looking for? Try an advanced search.
Buy This Entire Record For
Solis v. Couturier
July 15, 2009
HILDA L. SOLIS, SECRETARY OF THE UNITED STATES DEPARTMENT OF LABOR, PLAINTIFF,
CLAIR R. COUTURIER, JR., ET AL., DEFENDANTS.
The opinion of the court was delivered by: Ralph R. Beistline United States District Judge
ORDER GRANTING MOTION FOR ENTRY OF CONSENT JUDGMENT AND ORDER
Before the Court is Plaintiff Hilda L. Solis, Secretary of the United States Department of Labor, with a Motion for Entry of a Consent Judgment & Order between the Secretary and Defendant James D. Roorda at Docket 106. The Consent Judgment & Order resolves the Secretary's ERISA claims against Defendant Roorda as set forth in the Secretary's original Complaint and Amended Complaint, and bars the remaining Defendants from seeking contribution or indemnity from Defendant Roorda.
Defendant Clair Couturier, joined by Defendant Robert Eddy, opposes at Docket 122, arguing that the settlement should not be approved "because it (1) extinguishes independent causes of action, (2) fails to distinguish between causes of action for indemnity and contribution, (3) purports to extinguish claims that are unrecognized by controlling law, and (4) imposes a pro tanto measure of judgment reduction, where other measures would be more appropriate".*fn1 Defendants also assert that the Court is obligated to hold a hearing to evaluate the fairness of the settlement to the non-settling parties.
The Court finds that the settlement bar is fair to all parties.
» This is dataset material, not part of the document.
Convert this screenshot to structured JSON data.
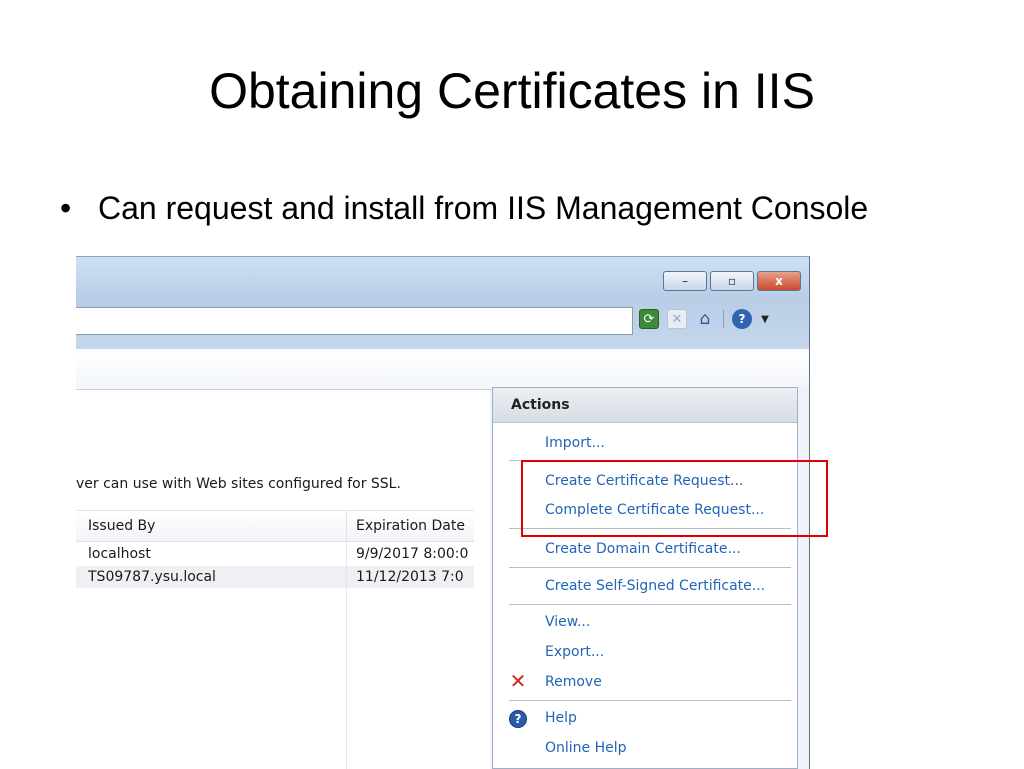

The settlement bar simply extinguishes any action by a co-defendant for indemnity or contribution relating to the Secretary's complaint. Roorda's co-defendants are not entitled to indemnity or contribution for violations of ERISA, so the settlement bar is reasonable.*fn2 The Court is satisfied that the settlement bar is not over-broad, as it extinguishes only contribution claims for the non-settling defendants' liability to the Secretary.
The use of a pro tanto set-off is also fair because the various co-defendants are jointly and severally liable for a fiduciary breach under ERISA.*fn3 Couturier cites In re Jiffy Lube Sec. Litig., 927 F.2d 155 (4th Cir. 1991) for the proposition that, in a settlement providing pro tanto set-off, "'a hearing focusing on fairness of the settlement to the non-settling defendant is required for approval'".*fn4 However, Jiffy Lube was a securities case, and there is in securities law a statutory right to contribution which is not present in ERISA.*fn5 There is no authority requiring a fairness hearing, and the Court finds that none is required. The settlement bar order is fair to the non-settling ...
Buy This Entire Record For